Yandle, Panthers visit Zoo Miami with SOS Children’s Village
MIAMI – Several Florida Panthers players recently had the chance to get up close and personal with the organization’s namesake as the center Vincent Trocheck and defense attorney Keith Yandle and Mark Pysyk spent an afternoon visiting Mahala, the Florida zoo resident panther.
Mahala, who was orphaned as a kitten after her mother was hit by a car, is one of the main attractions of the brand new Florida: Zoo’s Mission Everglades – a beautiful area funded by the Florida Panthers Community Champions Grant program sponsored by MOSS Construction is presented.
“It’s obviously a beautiful animal, and I just learned that there aren’t many left in the world,” said Yandle. “Getting out of here and seeing Mahala is a pretty cool experience. They just told us the Florida black bear was endangered for a while and now it’s off that list.
“They hope the Florida panther can be removed from the list of people at risk too. Of course, anything helps, especially when you come here and see the exhibit and everything our team does. It’s definitely a long way to go. “
Yandle and his teammates included children from SOS Children’s Village, another former community champion dedicated to caring for orphaned and abandoned children.
In addition to an interactive learning session with wildlife expert Ron Magill and a full trip through the zoo, the Panthers also gave the kids a special goodie bag of toys and hats, which they of course had to sign from Yandle, Trocheck and Pysyk.

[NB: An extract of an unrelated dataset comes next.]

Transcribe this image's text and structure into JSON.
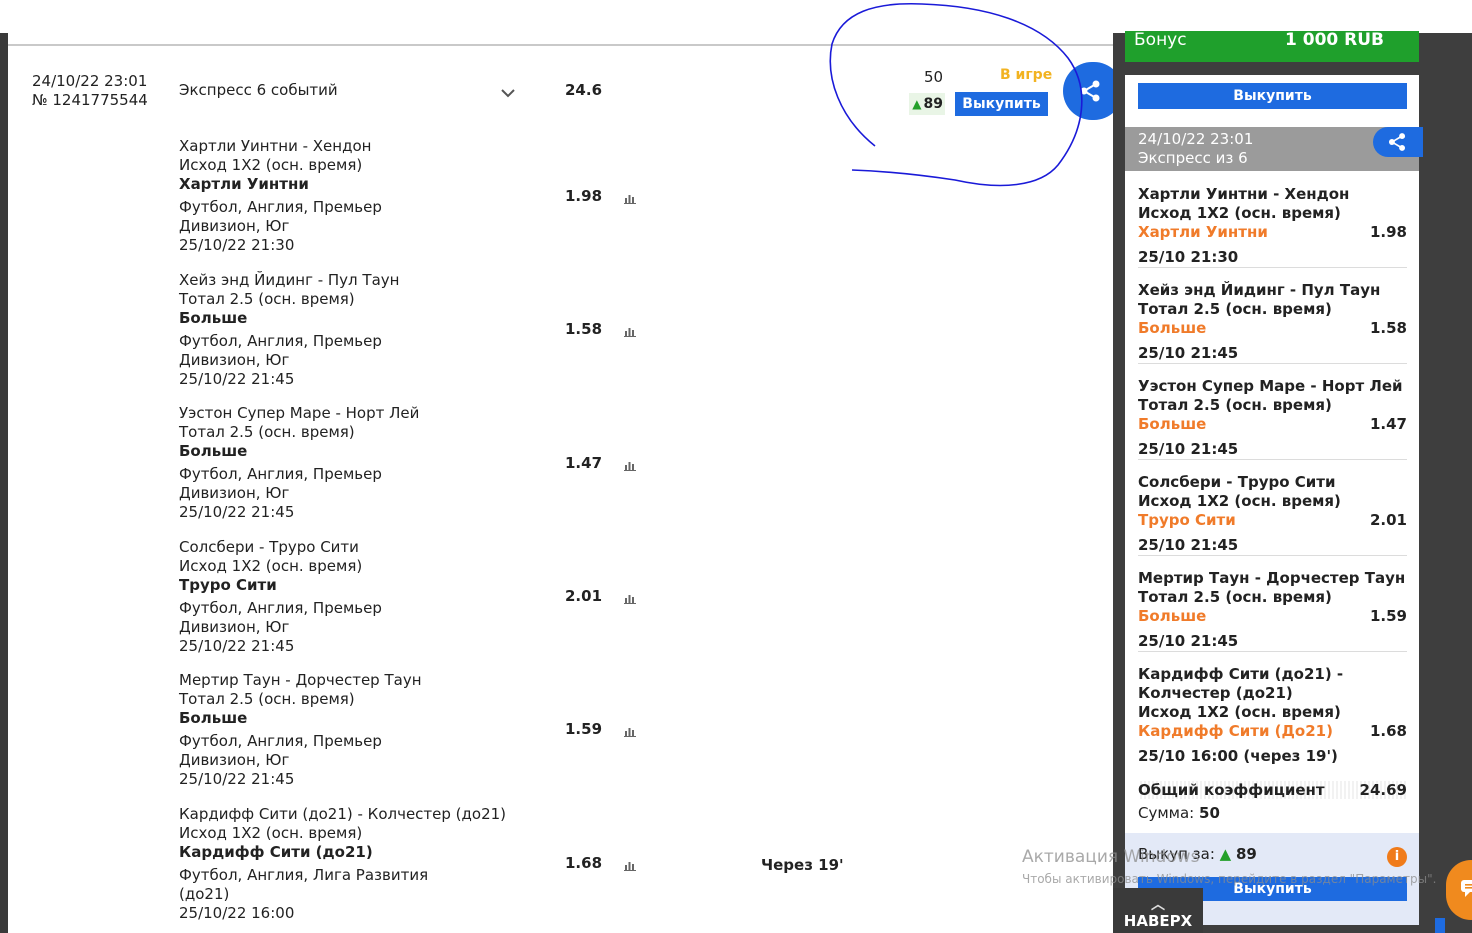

“It really means a lot to the children to be able to go on trips like this,” said Emily Stroud, the Residential Manager at SOS Children’s Village. “It helps ensure the quality of childhood that every child deserves. With SOS, we want to bring normality back to normal. Anything we would do for our own children, we do for these children at SOS.
“Knowing that there are other people in the community who care deeply about experiencing new and different things, like today’s view of the inner workings of the zoo, helps these children identify their own talents and interests.”
The Florida panther – the official animal of the state since 1987 – is unfortunately one of the most endangered mammals in the world. As of 2017, an estimated 150 to 200 people are living in the wild.
As an umbrella species, the Florida panther protects many other plants and animals that live in southern Florida. At the top of the food chain, panthers not only keep the numbers of wild boars in check, they also keep deer, raccoons, and other populations balanced and healthy.
However, as their natural habitat continues to shrink, motorists, especially those driving through so-called “Panther Country” – State Road 29 and Alligator Alley (I-75) – encounter these animals at an alarming rate. resulting in numerous panther deaths in Florida.
“We are working closely with government agencies and regulators to make sure these animals are protected and to educate people to understand them,” said Magill, who promotes environmental efforts around the world. “There is an old saying that goes: ‘We protect, we love. We love what we understand. We understand what we are taught.’ The goal of the zoo is to teach people why these animals are important. “
Magill said the zoo’s partnership with the Panthers has helped fuel new conservation efforts, including the construction of a special state-of-the-art shipping crate, educational workshops and informational billboards that are currently being installed in the heart of Panther Country .
“That opened a lot of doors,” said Magill of the Community Champions program. “It has enabled us to bring kids from schools here to the zoo and give them a great look at these animals and plant them the seeds of why it is important to take care of these wildlife. Then we find through things like Banners and brochures open up new ways to connect people with these animals. “
A key pillar of the organization’s founding, the Florida Panther has long been considered more than a mascot for its hockey peers. The animal’s characteristics such as strength, pride, and territorial behavior shape the team’s rich culture.
As a thank you, the Panthers are hosting their third annual Panther Conservation Night at the BB&T Center on Saturday March 24th, where fans will not only learn more about the animal, but also how to raise awareness while playing the game.
“The Florida Panthers Foundation is thrilled to be supporting the protection of the panthers as one of the foundation’s four pillars,” said Lauren Simone, executive director of the Florida Panthers Foundation. “As our namesake, we believe it is very important to raise awareness of the Florida panther and the plight of the panther, and to do our part to preserve it.”
For more information on the Panthers and their support for NHL Green Month, please visit HERE.